→ **WHAT YOU WILL DO**: Which of the lines below contain the string "Latin"? Copy each one.

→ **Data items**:
▼
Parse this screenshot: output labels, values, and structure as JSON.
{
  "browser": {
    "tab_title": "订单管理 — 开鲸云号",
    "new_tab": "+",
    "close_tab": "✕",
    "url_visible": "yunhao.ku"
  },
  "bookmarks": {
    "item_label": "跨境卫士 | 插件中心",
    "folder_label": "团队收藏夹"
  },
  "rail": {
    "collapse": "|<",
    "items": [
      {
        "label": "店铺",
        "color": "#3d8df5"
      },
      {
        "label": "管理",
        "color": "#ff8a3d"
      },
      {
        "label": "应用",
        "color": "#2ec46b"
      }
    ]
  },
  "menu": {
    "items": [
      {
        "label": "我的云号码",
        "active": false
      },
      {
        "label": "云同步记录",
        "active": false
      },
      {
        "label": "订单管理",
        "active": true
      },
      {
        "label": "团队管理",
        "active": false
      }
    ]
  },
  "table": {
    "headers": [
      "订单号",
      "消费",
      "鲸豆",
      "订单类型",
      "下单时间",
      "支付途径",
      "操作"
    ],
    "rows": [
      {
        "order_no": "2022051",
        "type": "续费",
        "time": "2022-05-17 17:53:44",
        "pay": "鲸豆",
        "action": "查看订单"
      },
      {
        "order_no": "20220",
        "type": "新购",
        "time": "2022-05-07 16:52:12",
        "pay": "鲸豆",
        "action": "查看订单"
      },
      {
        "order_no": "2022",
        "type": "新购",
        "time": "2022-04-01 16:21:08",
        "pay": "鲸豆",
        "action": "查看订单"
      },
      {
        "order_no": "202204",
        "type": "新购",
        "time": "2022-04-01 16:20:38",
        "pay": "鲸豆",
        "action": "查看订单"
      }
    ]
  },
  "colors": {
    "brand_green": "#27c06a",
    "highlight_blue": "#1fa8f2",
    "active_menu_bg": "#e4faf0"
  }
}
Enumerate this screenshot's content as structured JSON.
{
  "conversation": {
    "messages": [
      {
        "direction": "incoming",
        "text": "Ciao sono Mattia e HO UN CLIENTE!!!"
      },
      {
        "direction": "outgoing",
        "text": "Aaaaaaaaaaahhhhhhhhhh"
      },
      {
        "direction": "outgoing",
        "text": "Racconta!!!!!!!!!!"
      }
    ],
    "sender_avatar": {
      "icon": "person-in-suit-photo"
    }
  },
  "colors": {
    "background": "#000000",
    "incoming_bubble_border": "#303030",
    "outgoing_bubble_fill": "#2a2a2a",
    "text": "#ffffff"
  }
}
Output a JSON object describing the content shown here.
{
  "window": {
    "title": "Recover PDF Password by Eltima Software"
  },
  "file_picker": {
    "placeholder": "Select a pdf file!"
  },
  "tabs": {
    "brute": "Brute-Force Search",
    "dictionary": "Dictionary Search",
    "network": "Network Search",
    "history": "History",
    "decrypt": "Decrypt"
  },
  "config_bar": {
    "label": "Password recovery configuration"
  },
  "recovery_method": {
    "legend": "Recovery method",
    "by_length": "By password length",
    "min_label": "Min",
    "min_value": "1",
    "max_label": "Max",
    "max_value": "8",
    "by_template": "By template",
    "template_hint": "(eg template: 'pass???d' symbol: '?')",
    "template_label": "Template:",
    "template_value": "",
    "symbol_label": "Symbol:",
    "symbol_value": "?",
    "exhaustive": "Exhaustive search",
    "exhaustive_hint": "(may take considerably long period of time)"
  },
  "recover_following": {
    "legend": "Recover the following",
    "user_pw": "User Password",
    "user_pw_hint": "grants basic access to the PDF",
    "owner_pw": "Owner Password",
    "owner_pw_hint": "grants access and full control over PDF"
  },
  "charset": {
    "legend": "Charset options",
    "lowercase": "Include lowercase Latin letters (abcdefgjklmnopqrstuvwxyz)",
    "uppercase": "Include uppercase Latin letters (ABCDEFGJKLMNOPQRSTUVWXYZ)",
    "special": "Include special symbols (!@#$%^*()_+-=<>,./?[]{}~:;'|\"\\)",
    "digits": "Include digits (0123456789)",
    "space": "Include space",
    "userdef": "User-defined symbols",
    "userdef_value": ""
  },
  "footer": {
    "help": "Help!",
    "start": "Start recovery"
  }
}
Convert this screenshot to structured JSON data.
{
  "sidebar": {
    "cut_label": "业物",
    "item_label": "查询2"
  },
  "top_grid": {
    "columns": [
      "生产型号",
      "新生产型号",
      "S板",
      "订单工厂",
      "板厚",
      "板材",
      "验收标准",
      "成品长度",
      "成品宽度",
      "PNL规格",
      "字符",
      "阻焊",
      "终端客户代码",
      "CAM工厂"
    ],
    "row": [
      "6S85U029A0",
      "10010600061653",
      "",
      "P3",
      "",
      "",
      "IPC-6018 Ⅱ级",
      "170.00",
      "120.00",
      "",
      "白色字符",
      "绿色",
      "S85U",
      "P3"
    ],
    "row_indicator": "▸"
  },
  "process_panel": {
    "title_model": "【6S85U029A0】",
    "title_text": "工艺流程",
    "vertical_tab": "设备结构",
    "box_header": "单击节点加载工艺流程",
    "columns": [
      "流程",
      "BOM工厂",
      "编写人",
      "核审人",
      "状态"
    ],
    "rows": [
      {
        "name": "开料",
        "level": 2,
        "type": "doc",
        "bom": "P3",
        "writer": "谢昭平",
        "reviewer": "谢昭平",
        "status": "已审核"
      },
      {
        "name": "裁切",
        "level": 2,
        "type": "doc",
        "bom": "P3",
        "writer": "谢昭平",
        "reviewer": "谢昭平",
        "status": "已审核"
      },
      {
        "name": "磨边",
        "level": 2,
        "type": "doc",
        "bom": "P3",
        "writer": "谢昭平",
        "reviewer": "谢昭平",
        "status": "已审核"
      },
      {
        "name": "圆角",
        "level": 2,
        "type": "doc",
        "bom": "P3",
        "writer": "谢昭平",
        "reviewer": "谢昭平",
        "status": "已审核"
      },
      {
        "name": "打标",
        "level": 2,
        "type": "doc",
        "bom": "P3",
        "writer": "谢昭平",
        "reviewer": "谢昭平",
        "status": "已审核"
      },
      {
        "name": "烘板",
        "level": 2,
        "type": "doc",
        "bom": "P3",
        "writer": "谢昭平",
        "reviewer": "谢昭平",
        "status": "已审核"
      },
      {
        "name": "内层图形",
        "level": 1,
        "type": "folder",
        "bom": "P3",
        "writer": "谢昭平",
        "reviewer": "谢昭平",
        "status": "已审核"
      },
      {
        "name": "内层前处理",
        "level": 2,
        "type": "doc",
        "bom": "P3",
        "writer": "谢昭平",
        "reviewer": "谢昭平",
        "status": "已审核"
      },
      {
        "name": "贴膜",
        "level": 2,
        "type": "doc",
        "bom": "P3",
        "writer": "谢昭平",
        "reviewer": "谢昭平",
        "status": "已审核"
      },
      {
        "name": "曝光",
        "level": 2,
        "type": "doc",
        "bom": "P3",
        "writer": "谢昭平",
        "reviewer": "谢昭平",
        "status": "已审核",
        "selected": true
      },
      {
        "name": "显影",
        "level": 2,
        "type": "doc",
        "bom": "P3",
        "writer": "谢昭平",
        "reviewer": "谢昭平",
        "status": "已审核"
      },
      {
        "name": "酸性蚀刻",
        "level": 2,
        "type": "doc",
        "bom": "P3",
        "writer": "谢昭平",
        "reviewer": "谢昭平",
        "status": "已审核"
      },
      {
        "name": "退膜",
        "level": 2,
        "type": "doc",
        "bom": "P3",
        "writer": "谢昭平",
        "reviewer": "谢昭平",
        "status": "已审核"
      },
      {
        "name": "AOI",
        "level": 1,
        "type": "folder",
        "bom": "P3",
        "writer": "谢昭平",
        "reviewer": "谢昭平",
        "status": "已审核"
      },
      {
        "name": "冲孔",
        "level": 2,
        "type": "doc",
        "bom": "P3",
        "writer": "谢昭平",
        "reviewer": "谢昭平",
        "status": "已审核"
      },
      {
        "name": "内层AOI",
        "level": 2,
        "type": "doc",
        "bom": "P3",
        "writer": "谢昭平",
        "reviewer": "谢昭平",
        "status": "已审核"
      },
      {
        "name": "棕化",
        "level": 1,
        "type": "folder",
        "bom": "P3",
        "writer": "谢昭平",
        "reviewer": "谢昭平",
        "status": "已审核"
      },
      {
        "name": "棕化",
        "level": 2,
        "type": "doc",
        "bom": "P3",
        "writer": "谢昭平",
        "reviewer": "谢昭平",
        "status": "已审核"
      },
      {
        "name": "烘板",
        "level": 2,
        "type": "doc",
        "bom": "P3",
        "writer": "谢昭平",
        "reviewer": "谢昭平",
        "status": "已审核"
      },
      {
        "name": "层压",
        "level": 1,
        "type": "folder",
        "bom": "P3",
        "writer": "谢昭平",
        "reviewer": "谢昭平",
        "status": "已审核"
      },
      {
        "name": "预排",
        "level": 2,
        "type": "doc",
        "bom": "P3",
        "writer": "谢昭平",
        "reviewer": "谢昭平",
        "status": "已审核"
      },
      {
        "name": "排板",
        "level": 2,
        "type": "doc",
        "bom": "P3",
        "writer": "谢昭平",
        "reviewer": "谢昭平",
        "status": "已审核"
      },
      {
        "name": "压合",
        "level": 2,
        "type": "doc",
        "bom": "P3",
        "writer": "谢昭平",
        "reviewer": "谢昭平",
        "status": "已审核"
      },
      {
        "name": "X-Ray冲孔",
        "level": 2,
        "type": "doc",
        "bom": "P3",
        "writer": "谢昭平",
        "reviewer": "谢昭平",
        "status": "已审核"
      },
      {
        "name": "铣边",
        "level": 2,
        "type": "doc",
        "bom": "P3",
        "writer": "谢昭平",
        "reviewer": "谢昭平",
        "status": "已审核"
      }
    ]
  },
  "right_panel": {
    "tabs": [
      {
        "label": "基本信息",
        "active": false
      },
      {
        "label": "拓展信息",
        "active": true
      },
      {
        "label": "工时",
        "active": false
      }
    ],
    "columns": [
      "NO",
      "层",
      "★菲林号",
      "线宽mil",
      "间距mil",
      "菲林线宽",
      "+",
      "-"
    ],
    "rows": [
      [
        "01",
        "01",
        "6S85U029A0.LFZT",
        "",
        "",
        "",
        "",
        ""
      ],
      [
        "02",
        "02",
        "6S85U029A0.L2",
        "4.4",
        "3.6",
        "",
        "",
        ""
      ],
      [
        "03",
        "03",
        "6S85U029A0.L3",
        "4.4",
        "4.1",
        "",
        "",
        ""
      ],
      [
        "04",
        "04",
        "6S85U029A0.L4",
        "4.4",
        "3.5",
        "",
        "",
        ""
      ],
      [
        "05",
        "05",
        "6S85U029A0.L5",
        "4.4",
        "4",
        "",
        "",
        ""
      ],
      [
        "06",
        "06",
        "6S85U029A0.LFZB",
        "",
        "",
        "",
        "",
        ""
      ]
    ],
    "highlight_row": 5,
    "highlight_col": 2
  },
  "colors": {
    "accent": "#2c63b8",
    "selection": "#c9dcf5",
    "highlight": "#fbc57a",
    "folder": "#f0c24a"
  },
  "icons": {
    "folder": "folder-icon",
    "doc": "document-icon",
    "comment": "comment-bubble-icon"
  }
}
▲
→ **ANSWER TO THIS TASK**:
    "lowercase": "Include lowercase Latin letters (abcdefgjklmnopqrstuvwxyz)",
    "uppercase": "Include uppercase Latin letters (ABCDEFGJKLMNOPQRSTUVWXYZ)",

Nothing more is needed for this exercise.